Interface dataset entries

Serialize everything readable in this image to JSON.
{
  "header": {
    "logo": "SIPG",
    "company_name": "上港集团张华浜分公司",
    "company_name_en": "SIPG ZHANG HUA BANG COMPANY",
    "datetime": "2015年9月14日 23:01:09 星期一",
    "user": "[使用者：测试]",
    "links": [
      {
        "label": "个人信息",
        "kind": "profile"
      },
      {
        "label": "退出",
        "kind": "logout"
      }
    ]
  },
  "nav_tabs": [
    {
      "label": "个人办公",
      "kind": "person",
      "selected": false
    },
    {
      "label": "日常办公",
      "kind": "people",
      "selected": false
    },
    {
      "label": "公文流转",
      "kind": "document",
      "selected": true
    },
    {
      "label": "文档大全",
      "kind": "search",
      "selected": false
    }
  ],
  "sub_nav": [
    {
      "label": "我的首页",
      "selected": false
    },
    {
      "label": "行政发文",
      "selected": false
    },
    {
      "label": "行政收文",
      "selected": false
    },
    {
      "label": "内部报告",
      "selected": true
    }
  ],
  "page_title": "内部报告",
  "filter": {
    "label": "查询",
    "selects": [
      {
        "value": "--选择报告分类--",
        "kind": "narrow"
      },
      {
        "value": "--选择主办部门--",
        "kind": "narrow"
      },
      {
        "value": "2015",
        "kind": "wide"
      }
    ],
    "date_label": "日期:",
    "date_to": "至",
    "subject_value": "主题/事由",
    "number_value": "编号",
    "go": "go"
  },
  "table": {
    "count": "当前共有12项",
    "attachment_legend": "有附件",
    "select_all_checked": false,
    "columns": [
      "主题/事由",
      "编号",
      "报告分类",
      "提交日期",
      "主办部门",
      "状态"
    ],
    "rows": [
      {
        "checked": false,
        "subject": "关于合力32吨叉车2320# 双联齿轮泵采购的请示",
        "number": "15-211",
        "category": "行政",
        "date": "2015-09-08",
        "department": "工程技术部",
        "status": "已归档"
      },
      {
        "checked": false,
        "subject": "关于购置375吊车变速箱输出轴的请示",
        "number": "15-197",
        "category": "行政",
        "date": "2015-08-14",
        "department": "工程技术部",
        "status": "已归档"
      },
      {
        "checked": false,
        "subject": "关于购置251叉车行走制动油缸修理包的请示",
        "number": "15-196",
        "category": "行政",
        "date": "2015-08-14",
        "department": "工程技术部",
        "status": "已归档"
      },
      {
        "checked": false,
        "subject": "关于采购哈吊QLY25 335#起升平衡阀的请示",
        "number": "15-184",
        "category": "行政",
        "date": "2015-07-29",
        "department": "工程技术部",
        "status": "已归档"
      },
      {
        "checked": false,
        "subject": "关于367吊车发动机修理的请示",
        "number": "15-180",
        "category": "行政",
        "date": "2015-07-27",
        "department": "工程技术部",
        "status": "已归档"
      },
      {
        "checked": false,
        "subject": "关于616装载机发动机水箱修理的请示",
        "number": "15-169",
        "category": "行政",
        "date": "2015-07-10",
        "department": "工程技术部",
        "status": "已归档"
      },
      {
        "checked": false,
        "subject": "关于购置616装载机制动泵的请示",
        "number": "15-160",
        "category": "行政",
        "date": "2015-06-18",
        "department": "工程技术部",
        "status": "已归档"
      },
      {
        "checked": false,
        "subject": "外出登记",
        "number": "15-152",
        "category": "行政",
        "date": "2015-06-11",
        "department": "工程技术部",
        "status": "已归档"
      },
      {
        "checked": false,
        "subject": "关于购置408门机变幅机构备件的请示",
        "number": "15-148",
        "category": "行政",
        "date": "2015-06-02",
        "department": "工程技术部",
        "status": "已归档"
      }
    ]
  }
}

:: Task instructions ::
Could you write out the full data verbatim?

:: Task response ::
Serialize everything readable in this image to JSON.
{
  "header": {
    "logo": "SIPG",
    "company_name": "上港集团张华浜分公司",
    "company_name_en": "SIPG ZHANG HUA BANG COMPANY",
    "datetime": "2015年9月14日 23:01:09 星期一",
    "user": "[使用者：测试]",
    "links": [
      {
        "label": "个人信息",
        "kind": "profile"
      },
      {
        "label": "退出",
        "kind": "logout"
      }
    ]
  },
  "nav_tabs": [
    {
      "label": "个人办公",
      "kind": "person",
      "selected": false
    },
    {
      "label": "日常办公",
      "kind": "people",
      "selected": false
    },
    {
      "label": "公文流转",
      "kind": "document",
      "selected": true
    },
    {
      "label": "文档大全",
      "kind": "search",
      "selected": false
    }
  ],
  "sub_nav": [
    {
      "label": "我的首页",
      "selected": false
    },
    {
      "label": "行政发文",
      "selected": false
    },
    {
      "label": "行政收文",
      "selected": false
    },
    {
      "label": "内部报告",
      "selected": true
    }
  ],
  "page_title": "内部报告",
  "filter": {
    "label": "查询",
    "selects": [
      {
        "value": "--选择报告分类--",
        "kind": "narrow"
      },
      {
        "value": "--选择主办部门--",
        "kind": "narrow"
      },
      {
        "value": "2015",
        "kind": "wide"
      }
    ],
    "date_label": "日期:",
    "date_to": "至",
    "subject_value": "主题/事由",
    "number_value": "编号",
    "go": "go"
  },
  "table": {
    "count": "当前共有12项",
    "attachment_legend": "有附件",
    "select_all_checked": false,
    "columns": [
      "主题/事由",
      "编号",
      "报告分类",
      "提交日期",
      "主办部门",
      "状态"
    ],
    "rows": [
      {
        "checked": false,
        "subject": "关于合力32吨叉车2320# 双联齿轮泵采购的请示",
        "number": "15-211",
        "category": "行政",
        "date": "2015-09-08",
        "department": "工程技术部",
        "status": "已归档"
      },
      {
        "checked": false,
        "subject": "关于购置375吊车变速箱输出轴的请示",
        "number": "15-197",
        "category": "行政",
        "date": "2015-08-14",
        "department": "工程技术部",
        "status": "已归档"
      },
      {
        "checked": false,
        "subject": "关于购置251叉车行走制动油缸修理包的请示",
        "number": "15-196",
        "category": "行政",
        "date": "2015-08-14",
        "department": "工程技术部",
        "status": "已归档"
      },
      {
        "checked": false,
        "subject": "关于采购哈吊QLY25 335#起升平衡阀的请示",
        "number": "15-184",
        "category": "行政",
        "date": "2015-07-29",
        "department": "工程技术部",
        "status": "已归档"
      },
      {
        "checked": false,
        "subject": "关于367吊车发动机修理的请示",
        "number": "15-180",
        "category": "行政",
        "date": "2015-07-27",
        "department": "工程技术部",
        "status": "已归档"
      },
      {
        "checked": false,
        "subject": "关于616装载机发动机水箱修理的请示",
        "number": "15-169",
        "category": "行政",
        "date": "2015-07-10",
        "department": "工程技术部",
        "status": "已归档"
      },
      {
        "checked": false,
        "subject": "关于购置616装载机制动泵的请示",
        "number": "15-160",
        "category": "行政",
        "date": "2015-06-18",
        "department": "工程技术部",
        "status": "已归档"
      },
      {
        "checked": false,
        "subject": "外出登记",
        "number": "15-152",
        "category": "行政",
        "date": "2015-06-11",
        "department": "工程技术部",
        "status": "已归档"
      },
      {
        "checked": false,
        "subject": "关于购置408门机变幅机构备件的请示",
        "number": "15-148",
        "category": "行政",
        "date": "2015-06-02",
        "department": "工程技术部",
        "status": "已归档"
      }
    ]
  }
}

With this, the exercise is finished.